[WORK INSTRUCTIONS] Quote the whole listing verbatim.

[Opening DATA FOR THIS TASK section]

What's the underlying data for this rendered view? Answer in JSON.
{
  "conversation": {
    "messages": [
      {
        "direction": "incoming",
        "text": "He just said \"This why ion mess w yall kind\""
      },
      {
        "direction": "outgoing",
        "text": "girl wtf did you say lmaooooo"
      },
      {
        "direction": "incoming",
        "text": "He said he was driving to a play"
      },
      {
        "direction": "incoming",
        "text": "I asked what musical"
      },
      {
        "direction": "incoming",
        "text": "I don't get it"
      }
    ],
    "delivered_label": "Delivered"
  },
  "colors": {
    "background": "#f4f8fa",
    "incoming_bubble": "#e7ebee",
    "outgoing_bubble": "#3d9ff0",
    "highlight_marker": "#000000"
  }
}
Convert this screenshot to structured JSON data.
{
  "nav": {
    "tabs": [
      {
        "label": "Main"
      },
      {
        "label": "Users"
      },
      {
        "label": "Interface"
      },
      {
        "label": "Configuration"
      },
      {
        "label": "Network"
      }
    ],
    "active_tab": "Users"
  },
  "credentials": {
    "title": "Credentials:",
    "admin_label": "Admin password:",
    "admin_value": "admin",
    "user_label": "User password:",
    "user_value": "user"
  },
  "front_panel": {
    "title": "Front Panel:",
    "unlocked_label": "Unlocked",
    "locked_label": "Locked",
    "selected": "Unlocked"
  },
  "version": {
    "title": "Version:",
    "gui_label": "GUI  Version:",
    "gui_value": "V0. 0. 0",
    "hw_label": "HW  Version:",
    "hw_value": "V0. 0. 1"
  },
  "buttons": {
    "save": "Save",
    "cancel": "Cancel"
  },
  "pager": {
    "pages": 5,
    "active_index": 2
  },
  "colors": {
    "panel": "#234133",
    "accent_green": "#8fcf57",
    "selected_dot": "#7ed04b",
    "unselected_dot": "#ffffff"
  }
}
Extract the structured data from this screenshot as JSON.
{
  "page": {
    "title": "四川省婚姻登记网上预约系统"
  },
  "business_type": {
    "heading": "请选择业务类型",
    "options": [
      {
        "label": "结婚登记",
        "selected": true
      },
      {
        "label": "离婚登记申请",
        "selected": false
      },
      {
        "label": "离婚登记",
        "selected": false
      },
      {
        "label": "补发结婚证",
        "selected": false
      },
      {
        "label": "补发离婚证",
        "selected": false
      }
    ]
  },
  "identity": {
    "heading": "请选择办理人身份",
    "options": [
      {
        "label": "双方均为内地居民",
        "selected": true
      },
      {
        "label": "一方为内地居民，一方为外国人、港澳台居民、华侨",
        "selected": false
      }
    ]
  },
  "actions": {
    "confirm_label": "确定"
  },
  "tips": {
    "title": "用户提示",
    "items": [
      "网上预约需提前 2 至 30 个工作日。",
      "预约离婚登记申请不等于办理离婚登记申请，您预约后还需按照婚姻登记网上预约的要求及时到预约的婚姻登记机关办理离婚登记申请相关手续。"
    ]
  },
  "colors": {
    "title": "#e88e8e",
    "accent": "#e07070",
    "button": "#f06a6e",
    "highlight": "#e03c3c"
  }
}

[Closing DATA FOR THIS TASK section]

[WRITTEN RESPONSE]
What's the underlying data for this rendered view? Answer in JSON.
{
  "conversation": {
    "messages": [
      {
        "direction": "incoming",
        "text": "He just said \"This why ion mess w yall kind\""
      },
      {
        "direction": "outgoing",
        "text": "girl wtf did you say lmaooooo"
      },
      {
        "direction": "incoming",
        "text": "He said he was driving to a play"
      },
      {
        "direction": "incoming",
        "text": "I asked what musical"
      },
      {
        "direction": "incoming",
        "text": "I don't get it"
      }
    ],
    "delivered_label": "Delivered"
  },
  "colors": {
    "background": "#f4f8fa",
    "incoming_bubble": "#e7ebee",
    "outgoing_bubble": "#3d9ff0",
    "highlight_marker": "#000000"
  }
}
Convert this screenshot to structured JSON data.
{
  "nav": {
    "tabs": [
      {
        "label": "Main"
      },
      {
        "label": "Users"
      },
      {
        "label": "Interface"
      },
      {
        "label": "Configuration"
      },
      {
        "label": "Network"
      }
    ],
    "active_tab": "Users"
  },
  "credentials": {
    "title": "Credentials:",
    "admin_label": "Admin password:",
    "admin_value": "admin",
    "user_label": "User password:",
    "user_value": "user"
  },
  "front_panel": {
    "title": "Front Panel:",
    "unlocked_label": "Unlocked",
    "locked_label": "Locked",
    "selected": "Unlocked"
  },
  "version": {
    "title": "Version:",
    "gui_label": "GUI  Version:",
    "gui_value": "V0. 0. 0",
    "hw_label": "HW  Version:",
    "hw_value": "V0. 0. 1"
  },
  "buttons": {
    "save": "Save",
    "cancel": "Cancel"
  },
  "pager": {
    "pages": 5,
    "active_index": 2
  },
  "colors": {
    "panel": "#234133",
    "accent_green": "#8fcf57",
    "selected_dot": "#7ed04b",
    "unselected_dot": "#ffffff"
  }
}
Extract the structured data from this screenshot as JSON.
{
  "page": {
    "title": "四川省婚姻登记网上预约系统"
  },
  "business_type": {
    "heading": "请选择业务类型",
    "options": [
      {
        "label": "结婚登记",
        "selected": true
      },
      {
        "label": "离婚登记申请",
        "selected": false
      },
      {
        "label": "离婚登记",
        "selected": false
      },
      {
        "label": "补发结婚证",
        "selected": false
      },
      {
        "label": "补发离婚证",
        "selected": false
      }
    ]
  },
  "identity": {
    "heading": "请选择办理人身份",
    "options": [
      {
        "label": "双方均为内地居民",
        "selected": true
      },
      {
        "label": "一方为内地居民，一方为外国人、港澳台居民、华侨",
        "selected": false
      }
    ]
  },
  "actions": {
    "confirm_label": "确定"
  },
  "tips": {
    "title": "用户提示",
    "items": [
      "网上预约需提前 2 至 30 个工作日。",
      "预约离婚登记申请不等于办理离婚登记申请，您预约后还需按照婚姻登记网上预约的要求及时到预约的婚姻登记机关办理离婚登记申请相关手续。"
    ]
  },
  "colors": {
    "title": "#e88e8e",
    "accent": "#e07070",
    "button": "#f06a6e",
    "highlight": "#e03c3c"
  }
}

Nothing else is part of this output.